> _Task requirements_: Using the records underneath, tally the lines where the word "JSON" appears and please give only the count.

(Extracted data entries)
Segment Open
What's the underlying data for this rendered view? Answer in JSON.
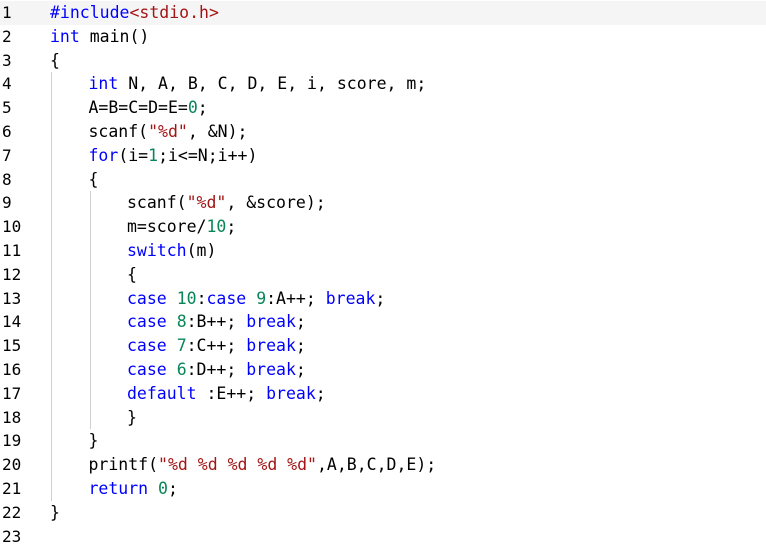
{
  "editor": {
    "lines": [
      {
        "num": "1",
        "indent": 0,
        "tokens": [
          {
            "t": "#include",
            "c": "pre"
          },
          {
            "t": "<stdio.h>",
            "c": "hdr"
          }
        ]
      },
      {
        "num": "2",
        "indent": 0,
        "tokens": [
          {
            "t": "int",
            "c": "kw"
          },
          {
            "t": " main()",
            "c": "txt"
          }
        ]
      },
      {
        "num": "3",
        "indent": 0,
        "tokens": [
          {
            "t": "{",
            "c": "txt"
          }
        ]
      },
      {
        "num": "4",
        "indent": 1,
        "tokens": [
          {
            "t": "int",
            "c": "kw"
          },
          {
            "t": " N, A, B, C, D, E, i, score, m;",
            "c": "txt"
          }
        ]
      },
      {
        "num": "5",
        "indent": 1,
        "tokens": [
          {
            "t": "A=B=C=D=E=",
            "c": "txt"
          },
          {
            "t": "0",
            "c": "num"
          },
          {
            "t": ";",
            "c": "txt"
          }
        ]
      },
      {
        "num": "6",
        "indent": 1,
        "tokens": [
          {
            "t": "scanf(",
            "c": "txt"
          },
          {
            "t": "\"%d\"",
            "c": "str"
          },
          {
            "t": ", &N);",
            "c": "txt"
          }
        ]
      },
      {
        "num": "7",
        "indent": 1,
        "tokens": [
          {
            "t": "for",
            "c": "kw"
          },
          {
            "t": "(i=",
            "c": "txt"
          },
          {
            "t": "1",
            "c": "num"
          },
          {
            "t": ";i<=N;i++)",
            "c": "txt"
          }
        ]
      },
      {
        "num": "8",
        "indent": 1,
        "tokens": [
          {
            "t": "{",
            "c": "txt"
          }
        ]
      },
      {
        "num": "9",
        "indent": 2,
        "tokens": [
          {
            "t": "scanf(",
            "c": "txt"
          },
          {
            "t": "\"%d\"",
            "c": "str"
          },
          {
            "t": ", &score);",
            "c": "txt"
          }
        ]
      },
      {
        "num": "10",
        "indent": 2,
        "tokens": [
          {
            "t": "m=score/",
            "c": "txt"
          },
          {
            "t": "10",
            "c": "num"
          },
          {
            "t": ";",
            "c": "txt"
          }
        ]
      },
      {
        "num": "11",
        "indent": 2,
        "tokens": [
          {
            "t": "switch",
            "c": "kw"
          },
          {
            "t": "(m)",
            "c": "txt"
          }
        ]
      },
      {
        "num": "12",
        "indent": 2,
        "tokens": [
          {
            "t": "{",
            "c": "txt"
          }
        ]
      },
      {
        "num": "13",
        "indent": 2,
        "tokens": [
          {
            "t": "case",
            "c": "kw"
          },
          {
            "t": " ",
            "c": "txt"
          },
          {
            "t": "10",
            "c": "num"
          },
          {
            "t": ":",
            "c": "txt"
          },
          {
            "t": "case",
            "c": "kw"
          },
          {
            "t": " ",
            "c": "txt"
          },
          {
            "t": "9",
            "c": "num"
          },
          {
            "t": ":A++; ",
            "c": "txt"
          },
          {
            "t": "break",
            "c": "kw"
          },
          {
            "t": ";",
            "c": "txt"
          }
        ]
      },
      {
        "num": "14",
        "indent": 2,
        "tokens": [
          {
            "t": "case",
            "c": "kw"
          },
          {
            "t": " ",
            "c": "txt"
          },
          {
            "t": "8",
            "c": "num"
          },
          {
            "t": ":B++; ",
            "c": "txt"
          },
          {
            "t": "break",
            "c": "kw"
          },
          {
            "t": ";",
            "c": "txt"
          }
        ]
      },
      {
        "num": "15",
        "indent": 2,
        "tokens": [
          {
            "t": "case",
            "c": "kw"
          },
          {
            "t": " ",
            "c": "txt"
          },
          {
            "t": "7",
            "c": "num"
          },
          {
            "t": ":C++; ",
            "c": "txt"
          },
          {
            "t": "break",
            "c": "kw"
          },
          {
            "t": ";",
            "c": "txt"
          }
        ]
      },
      {
        "num": "16",
        "indent": 2,
        "tokens": [
          {
            "t": "case",
            "c": "kw"
          },
          {
            "t": " ",
            "c": "txt"
          },
          {
            "t": "6",
            "c": "num"
          },
          {
            "t": ":D++; ",
            "c": "txt"
          },
          {
            "t": "break",
            "c": "kw"
          },
          {
            "t": ";",
            "c": "txt"
          }
        ]
      },
      {
        "num": "17",
        "indent": 2,
        "tokens": [
          {
            "t": "default",
            "c": "kw"
          },
          {
            "t": " :E++; ",
            "c": "txt"
          },
          {
            "t": "break",
            "c": "kw"
          },
          {
            "t": ";",
            "c": "txt"
          }
        ]
      },
      {
        "num": "18",
        "indent": 2,
        "tokens": [
          {
            "t": "}",
            "c": "txt"
          }
        ]
      },
      {
        "num": "19",
        "indent": 1,
        "tokens": [
          {
            "t": "}",
            "c": "txt"
          }
        ]
      },
      {
        "num": "20",
        "indent": 1,
        "tokens": [
          {
            "t": "printf(",
            "c": "txt"
          },
          {
            "t": "\"%d %d %d %d %d\"",
            "c": "str"
          },
          {
            "t": ",A,B,C,D,E);",
            "c": "txt"
          }
        ]
      },
      {
        "num": "21",
        "indent": 1,
        "tokens": [
          {
            "t": "return",
            "c": "kw"
          },
          {
            "t": " ",
            "c": "txt"
          },
          {
            "t": "0",
            "c": "num"
          },
          {
            "t": ";",
            "c": "txt"
          }
        ]
      },
      {
        "num": "22",
        "indent": 0,
        "tokens": [
          {
            "t": "}",
            "c": "txt"
          }
        ]
      },
      {
        "num": "23",
        "indent": 0,
        "tokens": []
      }
    ],
    "colors": {
      "keyword": "#0000ff",
      "string": "#a31515",
      "number": "#098658",
      "text": "#000000",
      "background": "#ffffff",
      "indent_guide": "#d0d0d0"
    }
  }
}
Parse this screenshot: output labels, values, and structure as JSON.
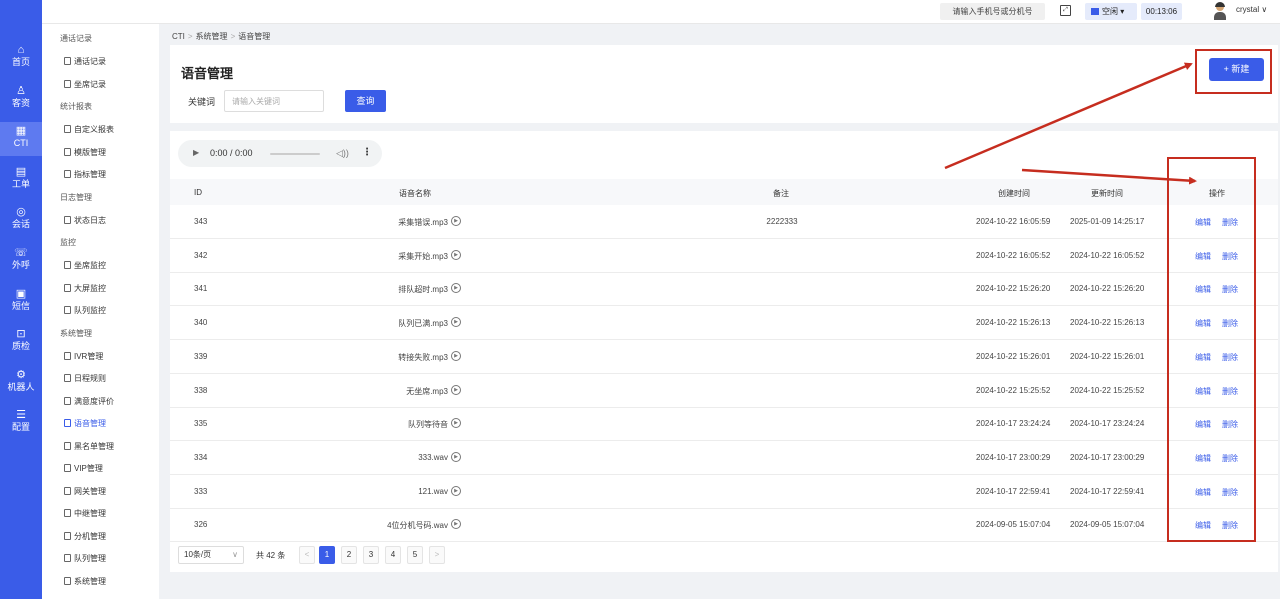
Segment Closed
> _Completed exercise_: 2